EXERCISE AIM:
Examine the records and identify each line that includes the string "Free". Copy those lines.

*** Begin section ***

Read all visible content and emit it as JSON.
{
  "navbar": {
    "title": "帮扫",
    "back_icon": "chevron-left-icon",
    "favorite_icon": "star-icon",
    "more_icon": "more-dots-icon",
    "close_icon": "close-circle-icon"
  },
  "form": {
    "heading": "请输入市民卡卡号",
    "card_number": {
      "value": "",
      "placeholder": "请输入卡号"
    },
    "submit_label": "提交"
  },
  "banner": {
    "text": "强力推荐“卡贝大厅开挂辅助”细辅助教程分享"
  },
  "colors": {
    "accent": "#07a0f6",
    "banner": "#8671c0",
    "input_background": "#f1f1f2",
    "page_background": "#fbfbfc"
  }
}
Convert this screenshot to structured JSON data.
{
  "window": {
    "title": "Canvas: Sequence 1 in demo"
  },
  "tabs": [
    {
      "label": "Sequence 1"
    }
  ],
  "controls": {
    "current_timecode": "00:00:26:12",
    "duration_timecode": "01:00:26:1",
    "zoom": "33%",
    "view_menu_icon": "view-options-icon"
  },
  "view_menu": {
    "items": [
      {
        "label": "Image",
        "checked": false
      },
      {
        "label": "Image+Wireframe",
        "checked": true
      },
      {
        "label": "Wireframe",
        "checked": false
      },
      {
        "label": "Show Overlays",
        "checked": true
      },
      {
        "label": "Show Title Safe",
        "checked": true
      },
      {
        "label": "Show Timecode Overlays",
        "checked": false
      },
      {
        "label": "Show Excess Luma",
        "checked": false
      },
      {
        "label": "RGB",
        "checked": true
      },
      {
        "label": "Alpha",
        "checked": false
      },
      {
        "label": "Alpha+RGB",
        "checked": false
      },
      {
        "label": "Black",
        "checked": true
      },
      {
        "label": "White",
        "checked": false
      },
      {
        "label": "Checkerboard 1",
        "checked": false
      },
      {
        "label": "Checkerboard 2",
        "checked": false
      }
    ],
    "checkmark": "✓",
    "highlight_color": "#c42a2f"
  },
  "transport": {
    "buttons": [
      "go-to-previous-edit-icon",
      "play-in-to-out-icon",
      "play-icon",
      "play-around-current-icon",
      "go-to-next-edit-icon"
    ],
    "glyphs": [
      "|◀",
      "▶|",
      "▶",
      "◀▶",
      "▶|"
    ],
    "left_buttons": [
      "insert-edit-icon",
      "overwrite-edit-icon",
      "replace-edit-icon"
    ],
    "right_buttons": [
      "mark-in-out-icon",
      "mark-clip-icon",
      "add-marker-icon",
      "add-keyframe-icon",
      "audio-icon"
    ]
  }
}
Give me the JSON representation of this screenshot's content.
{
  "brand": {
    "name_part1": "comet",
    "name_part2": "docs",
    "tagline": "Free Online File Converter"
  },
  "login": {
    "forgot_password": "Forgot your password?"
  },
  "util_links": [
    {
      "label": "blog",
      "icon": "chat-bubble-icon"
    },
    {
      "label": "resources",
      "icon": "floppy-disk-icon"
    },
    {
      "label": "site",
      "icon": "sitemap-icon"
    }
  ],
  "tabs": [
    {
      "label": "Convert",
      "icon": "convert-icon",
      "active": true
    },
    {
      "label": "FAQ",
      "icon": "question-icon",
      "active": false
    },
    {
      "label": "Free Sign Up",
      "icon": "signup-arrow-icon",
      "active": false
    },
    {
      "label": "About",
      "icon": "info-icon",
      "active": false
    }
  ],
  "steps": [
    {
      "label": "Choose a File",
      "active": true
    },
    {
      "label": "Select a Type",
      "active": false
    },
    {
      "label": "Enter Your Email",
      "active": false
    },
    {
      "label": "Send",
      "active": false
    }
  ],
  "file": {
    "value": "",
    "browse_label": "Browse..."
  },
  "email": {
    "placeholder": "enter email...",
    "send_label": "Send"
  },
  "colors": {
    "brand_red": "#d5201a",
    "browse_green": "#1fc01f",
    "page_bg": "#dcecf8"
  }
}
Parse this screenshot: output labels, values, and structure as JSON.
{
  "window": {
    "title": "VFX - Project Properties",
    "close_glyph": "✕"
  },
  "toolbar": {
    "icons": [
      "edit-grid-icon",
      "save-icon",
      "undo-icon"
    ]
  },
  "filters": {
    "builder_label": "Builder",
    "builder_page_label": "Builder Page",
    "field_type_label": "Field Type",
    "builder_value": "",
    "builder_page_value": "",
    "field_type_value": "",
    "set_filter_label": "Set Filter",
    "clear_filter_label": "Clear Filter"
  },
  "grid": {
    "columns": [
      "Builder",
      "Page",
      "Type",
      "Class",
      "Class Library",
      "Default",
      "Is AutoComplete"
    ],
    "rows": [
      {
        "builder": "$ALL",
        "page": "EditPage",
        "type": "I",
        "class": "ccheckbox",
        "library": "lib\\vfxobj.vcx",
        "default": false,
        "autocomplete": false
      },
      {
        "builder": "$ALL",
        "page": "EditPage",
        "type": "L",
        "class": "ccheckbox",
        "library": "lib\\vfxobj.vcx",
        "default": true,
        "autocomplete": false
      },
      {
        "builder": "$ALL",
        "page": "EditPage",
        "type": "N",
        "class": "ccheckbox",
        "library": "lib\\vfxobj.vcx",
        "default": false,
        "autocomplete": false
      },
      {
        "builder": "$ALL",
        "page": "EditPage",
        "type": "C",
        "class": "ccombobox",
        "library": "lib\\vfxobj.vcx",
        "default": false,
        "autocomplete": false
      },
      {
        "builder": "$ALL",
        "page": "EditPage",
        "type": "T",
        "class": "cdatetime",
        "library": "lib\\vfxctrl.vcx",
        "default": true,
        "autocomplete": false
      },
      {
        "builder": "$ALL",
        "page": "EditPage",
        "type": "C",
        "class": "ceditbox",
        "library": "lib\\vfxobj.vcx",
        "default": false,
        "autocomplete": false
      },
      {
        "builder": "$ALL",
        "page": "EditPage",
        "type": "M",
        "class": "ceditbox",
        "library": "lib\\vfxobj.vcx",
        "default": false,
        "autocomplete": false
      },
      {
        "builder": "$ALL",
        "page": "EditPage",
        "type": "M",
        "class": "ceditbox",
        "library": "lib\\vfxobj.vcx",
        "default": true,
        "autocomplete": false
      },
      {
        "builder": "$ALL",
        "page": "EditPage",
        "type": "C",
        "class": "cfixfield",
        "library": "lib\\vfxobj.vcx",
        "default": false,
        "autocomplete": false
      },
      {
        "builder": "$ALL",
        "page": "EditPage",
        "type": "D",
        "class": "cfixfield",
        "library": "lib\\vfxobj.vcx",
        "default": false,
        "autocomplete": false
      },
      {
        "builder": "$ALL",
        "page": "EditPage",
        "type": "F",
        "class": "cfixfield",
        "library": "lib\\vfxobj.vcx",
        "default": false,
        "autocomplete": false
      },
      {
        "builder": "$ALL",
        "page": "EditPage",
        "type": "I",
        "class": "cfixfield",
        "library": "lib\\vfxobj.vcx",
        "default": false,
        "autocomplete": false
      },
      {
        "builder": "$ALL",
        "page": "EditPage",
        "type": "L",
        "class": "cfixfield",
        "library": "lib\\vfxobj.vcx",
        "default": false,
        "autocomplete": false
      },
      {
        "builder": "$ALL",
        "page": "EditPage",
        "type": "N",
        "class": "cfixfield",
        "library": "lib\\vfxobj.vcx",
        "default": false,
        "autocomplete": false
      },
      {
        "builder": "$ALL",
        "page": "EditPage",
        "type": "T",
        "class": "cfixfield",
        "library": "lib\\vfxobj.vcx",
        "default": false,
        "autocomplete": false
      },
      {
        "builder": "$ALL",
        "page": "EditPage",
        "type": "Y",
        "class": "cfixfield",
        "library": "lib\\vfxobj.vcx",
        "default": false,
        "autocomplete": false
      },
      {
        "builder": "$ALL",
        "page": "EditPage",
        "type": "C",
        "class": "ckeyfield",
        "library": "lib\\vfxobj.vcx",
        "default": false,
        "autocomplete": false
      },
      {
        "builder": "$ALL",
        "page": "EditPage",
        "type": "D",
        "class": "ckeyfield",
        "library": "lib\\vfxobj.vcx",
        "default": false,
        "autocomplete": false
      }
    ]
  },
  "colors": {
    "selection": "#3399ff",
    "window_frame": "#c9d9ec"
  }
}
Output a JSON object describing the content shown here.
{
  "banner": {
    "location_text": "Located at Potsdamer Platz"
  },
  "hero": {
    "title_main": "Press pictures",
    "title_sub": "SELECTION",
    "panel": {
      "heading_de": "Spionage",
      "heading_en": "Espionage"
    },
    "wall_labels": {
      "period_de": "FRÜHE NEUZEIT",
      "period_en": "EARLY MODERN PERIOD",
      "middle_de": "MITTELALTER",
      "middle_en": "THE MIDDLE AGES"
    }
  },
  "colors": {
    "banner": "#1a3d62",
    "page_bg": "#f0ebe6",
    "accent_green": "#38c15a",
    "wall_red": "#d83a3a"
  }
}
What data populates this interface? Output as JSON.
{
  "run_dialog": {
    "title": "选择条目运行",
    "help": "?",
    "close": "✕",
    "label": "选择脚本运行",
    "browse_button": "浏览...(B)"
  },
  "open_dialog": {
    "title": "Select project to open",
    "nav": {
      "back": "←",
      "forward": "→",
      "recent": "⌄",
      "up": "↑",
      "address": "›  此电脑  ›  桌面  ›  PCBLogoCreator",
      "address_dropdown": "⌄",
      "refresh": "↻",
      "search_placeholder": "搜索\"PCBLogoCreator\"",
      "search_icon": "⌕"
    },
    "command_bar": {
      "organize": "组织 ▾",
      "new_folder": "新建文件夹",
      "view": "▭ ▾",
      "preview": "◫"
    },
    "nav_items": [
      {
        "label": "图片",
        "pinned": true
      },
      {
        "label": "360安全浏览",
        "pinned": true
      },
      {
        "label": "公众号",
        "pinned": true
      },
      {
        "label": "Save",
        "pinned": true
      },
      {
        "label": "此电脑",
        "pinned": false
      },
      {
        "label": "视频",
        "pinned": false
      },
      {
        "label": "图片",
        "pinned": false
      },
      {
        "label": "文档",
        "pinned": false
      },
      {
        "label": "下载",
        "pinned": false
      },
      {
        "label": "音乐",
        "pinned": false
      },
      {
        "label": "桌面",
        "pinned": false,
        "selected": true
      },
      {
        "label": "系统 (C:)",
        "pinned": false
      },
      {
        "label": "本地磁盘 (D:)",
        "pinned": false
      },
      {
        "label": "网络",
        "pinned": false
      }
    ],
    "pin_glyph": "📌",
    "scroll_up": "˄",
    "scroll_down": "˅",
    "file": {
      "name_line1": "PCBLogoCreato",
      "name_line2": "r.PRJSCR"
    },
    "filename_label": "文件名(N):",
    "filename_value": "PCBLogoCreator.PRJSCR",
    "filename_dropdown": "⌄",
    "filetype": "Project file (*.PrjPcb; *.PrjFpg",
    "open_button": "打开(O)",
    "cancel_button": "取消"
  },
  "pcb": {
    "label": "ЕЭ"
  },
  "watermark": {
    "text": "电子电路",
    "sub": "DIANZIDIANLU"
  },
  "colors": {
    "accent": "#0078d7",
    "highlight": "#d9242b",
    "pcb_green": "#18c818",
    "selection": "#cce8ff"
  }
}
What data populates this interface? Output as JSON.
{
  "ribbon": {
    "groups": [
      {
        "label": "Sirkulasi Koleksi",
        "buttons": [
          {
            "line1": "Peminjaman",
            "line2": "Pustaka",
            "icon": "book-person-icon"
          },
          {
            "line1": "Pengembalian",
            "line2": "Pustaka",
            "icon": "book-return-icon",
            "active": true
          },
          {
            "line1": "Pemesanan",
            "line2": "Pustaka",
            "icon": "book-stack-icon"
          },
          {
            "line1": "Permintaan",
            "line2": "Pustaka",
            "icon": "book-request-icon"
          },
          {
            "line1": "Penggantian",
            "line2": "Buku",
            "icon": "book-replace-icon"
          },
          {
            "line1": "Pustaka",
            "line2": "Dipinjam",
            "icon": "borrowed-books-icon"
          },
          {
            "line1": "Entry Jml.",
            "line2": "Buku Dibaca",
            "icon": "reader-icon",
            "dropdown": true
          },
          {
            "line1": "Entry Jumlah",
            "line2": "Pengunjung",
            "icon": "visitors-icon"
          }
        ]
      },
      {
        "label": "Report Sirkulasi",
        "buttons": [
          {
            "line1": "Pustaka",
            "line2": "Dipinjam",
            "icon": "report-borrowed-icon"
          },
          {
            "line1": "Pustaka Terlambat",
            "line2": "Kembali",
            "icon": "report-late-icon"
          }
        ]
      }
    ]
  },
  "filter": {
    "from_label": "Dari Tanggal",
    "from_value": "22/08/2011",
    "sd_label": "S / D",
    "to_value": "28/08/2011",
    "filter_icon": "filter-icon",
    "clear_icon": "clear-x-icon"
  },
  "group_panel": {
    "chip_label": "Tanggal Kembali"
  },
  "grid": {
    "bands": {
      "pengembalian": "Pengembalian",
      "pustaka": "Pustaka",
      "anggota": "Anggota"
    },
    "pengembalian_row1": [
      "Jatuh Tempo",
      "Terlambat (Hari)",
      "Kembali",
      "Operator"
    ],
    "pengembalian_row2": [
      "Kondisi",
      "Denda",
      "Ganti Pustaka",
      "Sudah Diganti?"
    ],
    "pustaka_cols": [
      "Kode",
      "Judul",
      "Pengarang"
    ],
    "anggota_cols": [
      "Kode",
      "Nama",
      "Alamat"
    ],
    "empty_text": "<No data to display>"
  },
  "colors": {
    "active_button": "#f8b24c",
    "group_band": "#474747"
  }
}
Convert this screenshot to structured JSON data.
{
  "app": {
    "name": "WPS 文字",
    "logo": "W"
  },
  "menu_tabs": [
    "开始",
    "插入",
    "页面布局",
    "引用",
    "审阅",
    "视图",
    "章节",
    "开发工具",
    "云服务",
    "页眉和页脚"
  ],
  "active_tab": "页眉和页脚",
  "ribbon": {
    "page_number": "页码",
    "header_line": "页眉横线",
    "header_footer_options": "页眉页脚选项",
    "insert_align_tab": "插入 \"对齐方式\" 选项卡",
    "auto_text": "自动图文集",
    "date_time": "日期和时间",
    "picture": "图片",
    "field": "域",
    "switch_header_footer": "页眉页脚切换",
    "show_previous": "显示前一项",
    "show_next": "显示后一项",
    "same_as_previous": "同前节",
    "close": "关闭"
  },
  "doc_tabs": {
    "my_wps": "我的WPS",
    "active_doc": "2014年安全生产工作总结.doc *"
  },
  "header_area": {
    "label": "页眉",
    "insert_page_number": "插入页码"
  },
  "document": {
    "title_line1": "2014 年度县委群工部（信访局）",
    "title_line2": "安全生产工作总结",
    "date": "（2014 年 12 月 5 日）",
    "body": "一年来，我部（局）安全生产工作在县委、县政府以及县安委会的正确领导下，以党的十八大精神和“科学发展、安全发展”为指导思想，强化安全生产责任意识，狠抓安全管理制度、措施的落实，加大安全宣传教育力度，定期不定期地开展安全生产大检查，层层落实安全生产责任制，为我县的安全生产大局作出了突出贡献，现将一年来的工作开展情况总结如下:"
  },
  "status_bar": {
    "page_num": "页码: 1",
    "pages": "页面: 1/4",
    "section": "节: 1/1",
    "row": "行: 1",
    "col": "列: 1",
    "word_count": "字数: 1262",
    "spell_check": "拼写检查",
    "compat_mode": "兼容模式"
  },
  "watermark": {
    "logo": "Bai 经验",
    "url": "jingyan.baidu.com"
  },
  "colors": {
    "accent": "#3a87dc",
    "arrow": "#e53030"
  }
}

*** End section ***

ANSWER TO THIS TASK:
    "tagline": "Free Online File Converter"
      "label": "Free Sign Up",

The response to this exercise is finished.